Terrified as they were by this sudden torrent of words, the two gentlewomen could not but smile at the sight of the fiery, domineering victim and the big apologetic representative of mankind who sat meekly bearing all the sins of his sex. The lady struck a match, whipped a cigarette from a case upon the mantelpiece, and began to draw the smoke into her lungs.
“I find it very soothing when my nerves are at all ruffled,” she explained. “You don’t smoke? Ah, you miss one of the purest of pleasures—one of the few pleasures which are without a reaction.”
Miss Williams smoothed out her silken lap.
“It is a pleasure,” she said, with some approach to self-assertion, “which Bertha and I are rather too old-fashioned to enjoy.”
“No doubt. It would probably make you very ill if you attempted it. By the way, I hope that you will come to some of our Guild meetings. I shall see that tickets are sent you.”
“It is not yet formed, but I shall lose no time in forming a committee. It is my habit to establish a branch of the Emancipation Guild wherever I go. There is a Mrs. Sanderson in Anerley who is already one of the emancipated, so that I have a nucleus. It is only by organized resistance, Miss Williams, that we can hope to hold our own against the selfish sex. Must you go, then?”
“Yes, we have one or two other visits to pay,” said the elder sister. “You will, I am sure, excuse us. I hope that you will find Norwood a pleasant residence.”
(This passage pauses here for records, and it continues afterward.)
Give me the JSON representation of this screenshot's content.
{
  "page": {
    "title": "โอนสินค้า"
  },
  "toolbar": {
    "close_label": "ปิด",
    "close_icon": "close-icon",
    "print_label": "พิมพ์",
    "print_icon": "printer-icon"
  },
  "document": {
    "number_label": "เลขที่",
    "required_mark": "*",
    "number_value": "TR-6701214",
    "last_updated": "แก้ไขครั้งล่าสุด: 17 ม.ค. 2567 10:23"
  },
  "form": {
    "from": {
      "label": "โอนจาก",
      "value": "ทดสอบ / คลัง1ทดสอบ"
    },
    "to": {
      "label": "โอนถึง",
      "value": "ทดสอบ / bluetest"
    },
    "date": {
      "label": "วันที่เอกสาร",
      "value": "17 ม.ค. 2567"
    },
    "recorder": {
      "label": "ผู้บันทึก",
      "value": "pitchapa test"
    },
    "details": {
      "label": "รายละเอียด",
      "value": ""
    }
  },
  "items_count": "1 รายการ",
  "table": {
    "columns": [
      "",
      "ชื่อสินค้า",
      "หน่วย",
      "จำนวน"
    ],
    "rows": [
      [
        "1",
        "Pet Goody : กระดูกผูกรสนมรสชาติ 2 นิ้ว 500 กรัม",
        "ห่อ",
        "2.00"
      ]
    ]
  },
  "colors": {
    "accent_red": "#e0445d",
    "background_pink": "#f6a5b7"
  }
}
“All places are to me simply a battle-field,” she answered, gripping first one and then the other with a grip which crumpled up their little thin fingers. “The days for work and healthful exercise, the evenings to Browning and high discourse, eh, Charles? Good-bye!” She came to the door with them, and as they glanced back they saw her still standing there with the yellow bull pup cuddled up under one forearm, and the thin blue reek of her cigarette ascending from her lips.
“Oh, what a dreadful, dreadful woman!” whispered sister Bertha, as they hurried down the street. “Thank goodness that it is over.”
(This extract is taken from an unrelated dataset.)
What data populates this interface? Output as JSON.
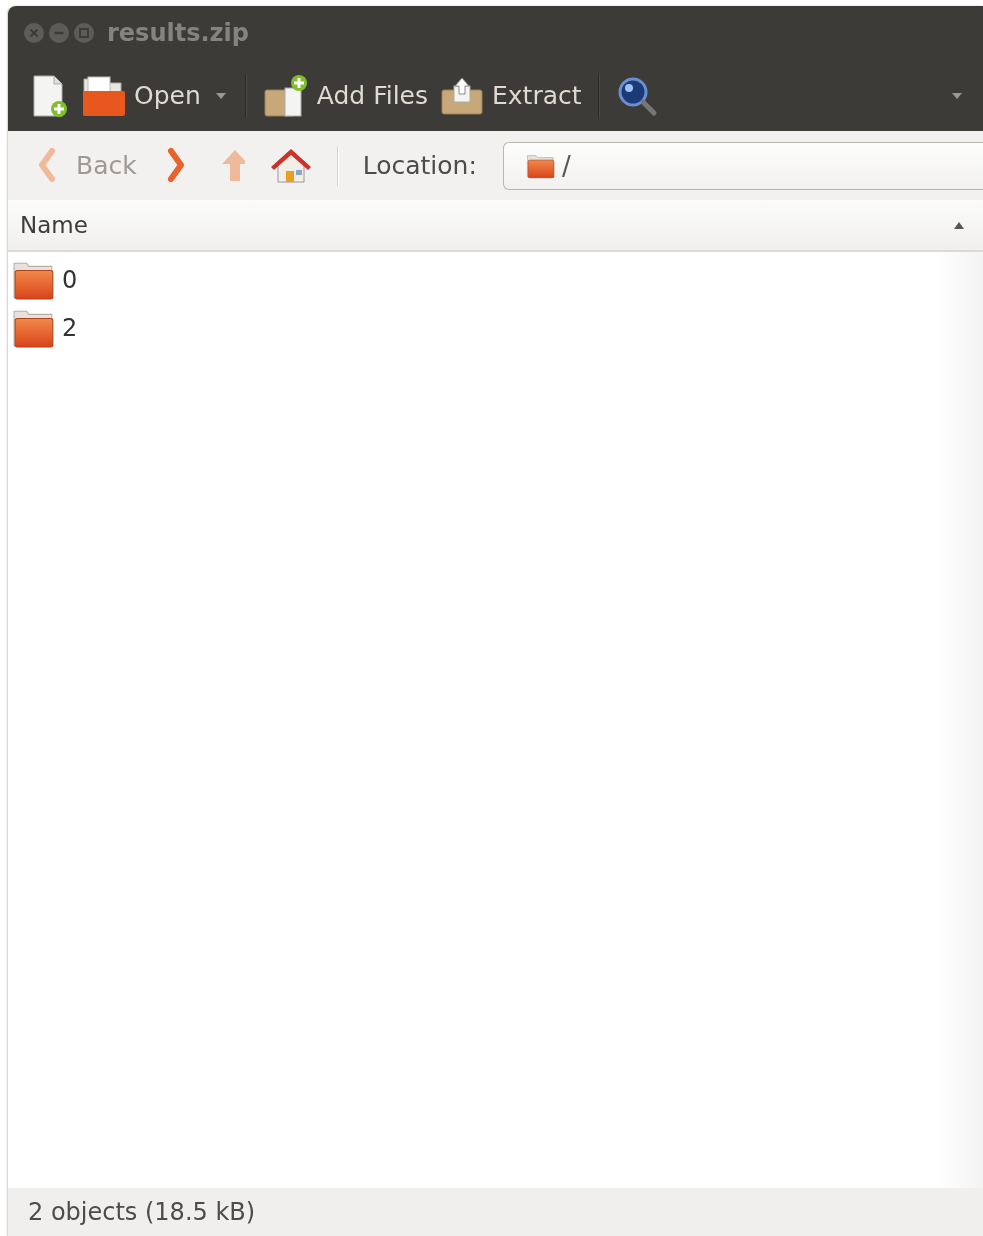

“But she’ll return the visit,” answered the other. “I think that we had better tell Mary that we are not at home.”